The term "fougère" or "fern" is thrown around a lot by perfume enthusiasts. It's a fragrance genre that's typically meant for men, and in fact, the word is often misused to describe any fragrance for men. However, if you've always wondered what a real fougère smells like, when it's in its purest and most unadulterated, stripped down form, then you need to sample Wild Fern.
Allegedly produced in the
late 1800's, it's one of the very first fougères. In fact, some
people claim that Wild Fern was the first fougère, but I have no idea if that's true, nor do I care all that
much. I've heard all the boring debates about whether Fougère Royal, English Fern or Wild Fern was the first, and they
put me to sleep. What impresses me is
how this classic, simple fragrance has kept on ticking for so long,
disregarding all fragrance fads since that time. Even if it smelled like shit, I'd be
impressed with that fact alone.
A classic fougère is a perfume that's built upon
a foundation of three ingredients: lavender, coumarin and oakmoss. A perfumer can add countless other ingredients
to that basic accord, yet it can still be considered a fougère. For the past
hundred years or so, there have been so many variations, it's easy to forget
what a pure fougère smells
like. That's where Wild Fern comes in,
because it's the baseline. It also happens to be the best, most perfect
classical fougère on the market
Wild Fern contains more than
just lavender, coumarin and oakmoss, but it's those three basic ingredients
that are most prominent. Wild Fern's
scent is big on the lavender end of the accord, and it's by far the strongest
note. It provides a dry, crisp, razor
sharp edge to the fragrance that I love, as well as natural freshness; this
smells more like French lavender than the sweeter, more powdery type of English
lavender.
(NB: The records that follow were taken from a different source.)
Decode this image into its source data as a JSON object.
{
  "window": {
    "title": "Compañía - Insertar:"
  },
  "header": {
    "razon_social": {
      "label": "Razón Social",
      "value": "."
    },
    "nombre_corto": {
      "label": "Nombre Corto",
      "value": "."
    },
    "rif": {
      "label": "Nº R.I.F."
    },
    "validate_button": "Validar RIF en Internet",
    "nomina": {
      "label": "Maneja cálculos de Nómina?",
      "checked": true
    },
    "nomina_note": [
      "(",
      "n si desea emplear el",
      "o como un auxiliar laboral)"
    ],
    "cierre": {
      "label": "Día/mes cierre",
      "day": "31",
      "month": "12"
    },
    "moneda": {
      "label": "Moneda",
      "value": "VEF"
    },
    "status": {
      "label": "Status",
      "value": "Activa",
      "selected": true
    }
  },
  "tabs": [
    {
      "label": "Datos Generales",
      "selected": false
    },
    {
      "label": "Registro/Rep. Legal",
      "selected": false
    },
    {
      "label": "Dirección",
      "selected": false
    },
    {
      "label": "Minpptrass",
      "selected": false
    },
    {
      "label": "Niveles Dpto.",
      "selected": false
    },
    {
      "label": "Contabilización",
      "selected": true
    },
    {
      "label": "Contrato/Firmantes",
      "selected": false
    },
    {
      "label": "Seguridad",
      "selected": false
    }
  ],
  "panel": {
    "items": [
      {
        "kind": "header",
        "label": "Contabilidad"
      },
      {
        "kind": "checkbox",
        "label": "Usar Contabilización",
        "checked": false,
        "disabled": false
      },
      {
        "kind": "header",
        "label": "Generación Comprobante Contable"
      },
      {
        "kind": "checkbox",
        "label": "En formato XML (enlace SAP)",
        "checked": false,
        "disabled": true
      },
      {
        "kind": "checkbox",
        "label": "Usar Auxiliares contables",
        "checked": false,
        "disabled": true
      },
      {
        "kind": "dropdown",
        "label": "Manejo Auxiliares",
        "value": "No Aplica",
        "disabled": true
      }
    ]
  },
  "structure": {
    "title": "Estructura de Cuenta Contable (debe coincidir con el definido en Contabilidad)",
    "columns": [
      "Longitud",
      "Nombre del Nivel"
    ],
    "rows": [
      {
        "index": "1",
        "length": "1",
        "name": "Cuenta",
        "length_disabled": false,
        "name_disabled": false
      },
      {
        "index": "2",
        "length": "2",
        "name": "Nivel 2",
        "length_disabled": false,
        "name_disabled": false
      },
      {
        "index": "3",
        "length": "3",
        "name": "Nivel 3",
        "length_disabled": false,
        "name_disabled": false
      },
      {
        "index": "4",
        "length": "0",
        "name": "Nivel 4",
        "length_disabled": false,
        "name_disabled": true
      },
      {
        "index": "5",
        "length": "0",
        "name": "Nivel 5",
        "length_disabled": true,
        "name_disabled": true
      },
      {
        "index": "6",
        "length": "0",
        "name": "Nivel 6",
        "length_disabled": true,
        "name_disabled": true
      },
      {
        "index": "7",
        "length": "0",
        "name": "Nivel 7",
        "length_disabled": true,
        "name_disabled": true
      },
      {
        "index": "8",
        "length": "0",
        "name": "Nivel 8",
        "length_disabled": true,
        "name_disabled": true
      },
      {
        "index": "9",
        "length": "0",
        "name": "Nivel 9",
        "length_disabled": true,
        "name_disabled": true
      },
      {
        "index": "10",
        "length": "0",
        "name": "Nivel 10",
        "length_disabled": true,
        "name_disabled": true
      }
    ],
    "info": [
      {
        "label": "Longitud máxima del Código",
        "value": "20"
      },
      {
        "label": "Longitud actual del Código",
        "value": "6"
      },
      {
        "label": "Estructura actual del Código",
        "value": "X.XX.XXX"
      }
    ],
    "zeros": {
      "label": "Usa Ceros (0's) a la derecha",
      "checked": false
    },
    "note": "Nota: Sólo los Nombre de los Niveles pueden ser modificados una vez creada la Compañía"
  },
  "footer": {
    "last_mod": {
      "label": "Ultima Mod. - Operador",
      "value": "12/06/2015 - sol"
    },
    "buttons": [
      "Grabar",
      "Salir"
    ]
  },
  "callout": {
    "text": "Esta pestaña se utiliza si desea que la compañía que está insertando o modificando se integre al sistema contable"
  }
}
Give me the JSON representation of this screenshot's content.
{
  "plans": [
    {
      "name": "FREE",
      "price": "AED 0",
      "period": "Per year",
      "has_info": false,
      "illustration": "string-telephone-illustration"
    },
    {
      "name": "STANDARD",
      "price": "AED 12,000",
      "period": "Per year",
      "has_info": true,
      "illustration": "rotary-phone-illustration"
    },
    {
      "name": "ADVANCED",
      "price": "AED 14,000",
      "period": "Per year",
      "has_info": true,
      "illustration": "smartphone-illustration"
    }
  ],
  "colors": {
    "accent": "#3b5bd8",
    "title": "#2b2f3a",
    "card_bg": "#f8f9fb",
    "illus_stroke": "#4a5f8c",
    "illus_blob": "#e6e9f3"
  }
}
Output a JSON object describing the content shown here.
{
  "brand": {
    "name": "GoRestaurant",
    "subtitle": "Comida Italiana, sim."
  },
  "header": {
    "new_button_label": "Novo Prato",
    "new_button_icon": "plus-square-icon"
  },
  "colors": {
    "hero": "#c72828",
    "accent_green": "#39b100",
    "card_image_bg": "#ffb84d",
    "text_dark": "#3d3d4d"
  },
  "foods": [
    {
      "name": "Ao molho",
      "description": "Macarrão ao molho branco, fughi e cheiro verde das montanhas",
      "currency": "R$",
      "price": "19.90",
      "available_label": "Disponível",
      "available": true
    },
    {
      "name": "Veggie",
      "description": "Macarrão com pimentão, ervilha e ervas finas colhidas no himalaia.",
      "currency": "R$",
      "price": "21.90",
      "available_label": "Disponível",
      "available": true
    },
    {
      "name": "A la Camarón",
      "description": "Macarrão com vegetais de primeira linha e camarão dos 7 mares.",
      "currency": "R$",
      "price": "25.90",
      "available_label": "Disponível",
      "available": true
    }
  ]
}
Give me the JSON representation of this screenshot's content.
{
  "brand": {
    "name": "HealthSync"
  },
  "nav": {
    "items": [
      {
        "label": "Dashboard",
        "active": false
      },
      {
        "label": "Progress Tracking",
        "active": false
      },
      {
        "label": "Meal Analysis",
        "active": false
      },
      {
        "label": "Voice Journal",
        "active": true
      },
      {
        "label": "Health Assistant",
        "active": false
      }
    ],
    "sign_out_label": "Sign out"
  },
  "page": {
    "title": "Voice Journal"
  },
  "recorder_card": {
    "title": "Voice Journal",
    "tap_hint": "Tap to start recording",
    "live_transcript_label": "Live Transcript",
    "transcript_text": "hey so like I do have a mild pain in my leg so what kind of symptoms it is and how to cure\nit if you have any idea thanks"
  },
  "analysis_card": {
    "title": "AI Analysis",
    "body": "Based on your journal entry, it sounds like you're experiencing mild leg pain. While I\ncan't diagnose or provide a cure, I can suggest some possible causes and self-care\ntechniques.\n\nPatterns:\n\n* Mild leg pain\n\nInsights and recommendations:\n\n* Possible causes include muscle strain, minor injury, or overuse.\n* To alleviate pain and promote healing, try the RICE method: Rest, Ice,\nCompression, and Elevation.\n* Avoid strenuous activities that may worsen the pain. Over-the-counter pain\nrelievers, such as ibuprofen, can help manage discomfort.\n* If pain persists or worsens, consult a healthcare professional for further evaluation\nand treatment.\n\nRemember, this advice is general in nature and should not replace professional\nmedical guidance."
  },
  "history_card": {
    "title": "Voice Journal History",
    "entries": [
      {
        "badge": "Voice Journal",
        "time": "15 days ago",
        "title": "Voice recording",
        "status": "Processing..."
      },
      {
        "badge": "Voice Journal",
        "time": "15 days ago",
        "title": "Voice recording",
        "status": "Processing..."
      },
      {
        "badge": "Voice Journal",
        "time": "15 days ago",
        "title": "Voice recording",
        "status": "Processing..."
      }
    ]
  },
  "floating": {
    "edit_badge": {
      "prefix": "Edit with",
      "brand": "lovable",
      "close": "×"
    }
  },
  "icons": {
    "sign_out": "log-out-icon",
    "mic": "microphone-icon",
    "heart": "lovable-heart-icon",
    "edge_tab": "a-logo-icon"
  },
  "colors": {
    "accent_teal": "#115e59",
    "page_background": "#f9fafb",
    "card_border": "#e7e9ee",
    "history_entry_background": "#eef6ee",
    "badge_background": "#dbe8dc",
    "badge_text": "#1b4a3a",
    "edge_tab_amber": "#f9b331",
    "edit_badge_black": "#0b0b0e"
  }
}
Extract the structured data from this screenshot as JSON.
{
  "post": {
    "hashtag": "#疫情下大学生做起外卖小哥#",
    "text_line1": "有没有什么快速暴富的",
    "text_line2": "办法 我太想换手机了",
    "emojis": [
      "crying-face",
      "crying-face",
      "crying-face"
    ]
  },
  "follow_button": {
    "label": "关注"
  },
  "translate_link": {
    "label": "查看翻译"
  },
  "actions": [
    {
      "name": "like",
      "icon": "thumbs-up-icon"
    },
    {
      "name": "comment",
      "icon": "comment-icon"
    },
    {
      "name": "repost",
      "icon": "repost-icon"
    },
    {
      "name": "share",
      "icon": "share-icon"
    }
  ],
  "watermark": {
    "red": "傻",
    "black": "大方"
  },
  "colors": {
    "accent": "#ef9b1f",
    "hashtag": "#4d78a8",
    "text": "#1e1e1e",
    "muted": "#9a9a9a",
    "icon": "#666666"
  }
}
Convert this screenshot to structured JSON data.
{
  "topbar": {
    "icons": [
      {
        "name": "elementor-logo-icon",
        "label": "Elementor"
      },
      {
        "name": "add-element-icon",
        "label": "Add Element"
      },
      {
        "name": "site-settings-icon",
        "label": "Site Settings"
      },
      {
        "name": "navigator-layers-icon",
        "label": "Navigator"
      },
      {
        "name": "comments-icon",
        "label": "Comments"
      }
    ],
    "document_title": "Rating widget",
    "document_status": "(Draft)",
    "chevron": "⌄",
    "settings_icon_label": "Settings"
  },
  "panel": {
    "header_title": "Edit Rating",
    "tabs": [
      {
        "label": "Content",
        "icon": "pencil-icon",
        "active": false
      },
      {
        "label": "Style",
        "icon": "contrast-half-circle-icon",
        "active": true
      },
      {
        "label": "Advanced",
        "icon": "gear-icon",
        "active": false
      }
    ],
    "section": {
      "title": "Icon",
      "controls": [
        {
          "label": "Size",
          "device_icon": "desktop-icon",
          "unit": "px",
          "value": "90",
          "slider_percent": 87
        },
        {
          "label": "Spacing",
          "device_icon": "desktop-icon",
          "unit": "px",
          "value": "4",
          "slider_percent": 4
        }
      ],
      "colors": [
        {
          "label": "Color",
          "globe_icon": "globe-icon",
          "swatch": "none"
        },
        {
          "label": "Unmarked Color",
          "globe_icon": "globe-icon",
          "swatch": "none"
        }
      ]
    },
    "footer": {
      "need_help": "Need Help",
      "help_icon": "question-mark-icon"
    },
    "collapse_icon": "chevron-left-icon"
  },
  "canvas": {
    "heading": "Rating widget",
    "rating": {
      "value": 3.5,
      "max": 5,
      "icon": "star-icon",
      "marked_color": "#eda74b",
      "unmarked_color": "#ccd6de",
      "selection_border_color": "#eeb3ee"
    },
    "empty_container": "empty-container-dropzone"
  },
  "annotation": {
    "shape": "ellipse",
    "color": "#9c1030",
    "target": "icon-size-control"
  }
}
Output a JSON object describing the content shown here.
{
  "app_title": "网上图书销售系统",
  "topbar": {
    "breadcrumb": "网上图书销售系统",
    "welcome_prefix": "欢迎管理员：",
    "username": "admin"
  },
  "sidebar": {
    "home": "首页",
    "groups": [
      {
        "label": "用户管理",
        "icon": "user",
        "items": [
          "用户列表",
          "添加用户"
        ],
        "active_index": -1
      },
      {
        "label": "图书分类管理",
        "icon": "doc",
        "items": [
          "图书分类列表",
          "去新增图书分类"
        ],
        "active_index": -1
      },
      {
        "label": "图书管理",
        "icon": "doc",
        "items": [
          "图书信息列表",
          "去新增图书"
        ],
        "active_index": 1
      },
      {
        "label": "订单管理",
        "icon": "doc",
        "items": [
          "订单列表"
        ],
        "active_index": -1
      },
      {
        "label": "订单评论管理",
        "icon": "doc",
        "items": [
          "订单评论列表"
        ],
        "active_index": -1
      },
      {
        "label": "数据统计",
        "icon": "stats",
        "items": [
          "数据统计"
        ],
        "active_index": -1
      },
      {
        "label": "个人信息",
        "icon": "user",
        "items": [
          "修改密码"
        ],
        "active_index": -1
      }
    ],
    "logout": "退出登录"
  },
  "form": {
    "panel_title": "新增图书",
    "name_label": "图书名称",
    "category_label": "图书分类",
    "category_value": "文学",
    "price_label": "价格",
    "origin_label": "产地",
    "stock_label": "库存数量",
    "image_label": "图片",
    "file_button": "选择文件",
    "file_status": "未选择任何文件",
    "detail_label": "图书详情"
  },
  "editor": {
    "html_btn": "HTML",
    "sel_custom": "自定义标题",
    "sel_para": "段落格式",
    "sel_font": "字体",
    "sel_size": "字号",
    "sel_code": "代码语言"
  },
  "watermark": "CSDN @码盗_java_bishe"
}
The coumarin, like with all fougères, provides a slightly powdery,
subtly sweet foundation, and it buffs out some of the lavender's sharpness, as
well as acts as a fixative so that the smell of the lavender lasts longer.
What I really love about
Wild Fern is how green it all smells. It's
one of the greenest fragrances I know of, no doubt due to its use of basil (one
of the greenest scents on earth!), geranium and clean oakmoss in the base. Wild Fern is not of the brackish, algae-like
green smell - it's a wonderfully crisp, fresh, grassy green scent. Slapping this cologne on will hit you with a
blast not unlike the sensation you get when you cut into a cucumber, or mince
basil leaves or crush flower stems or grass in your hand. It's the best kind of green smell.
If you love fougères, or think you love fougères, you have to try this. If you love fougères and have an interest in the history of perfume, then you
have to own this. It's simply the best
classical fougère money can buy.
MY RATING: 10/10
Fragrance House: Geo. F. Trumper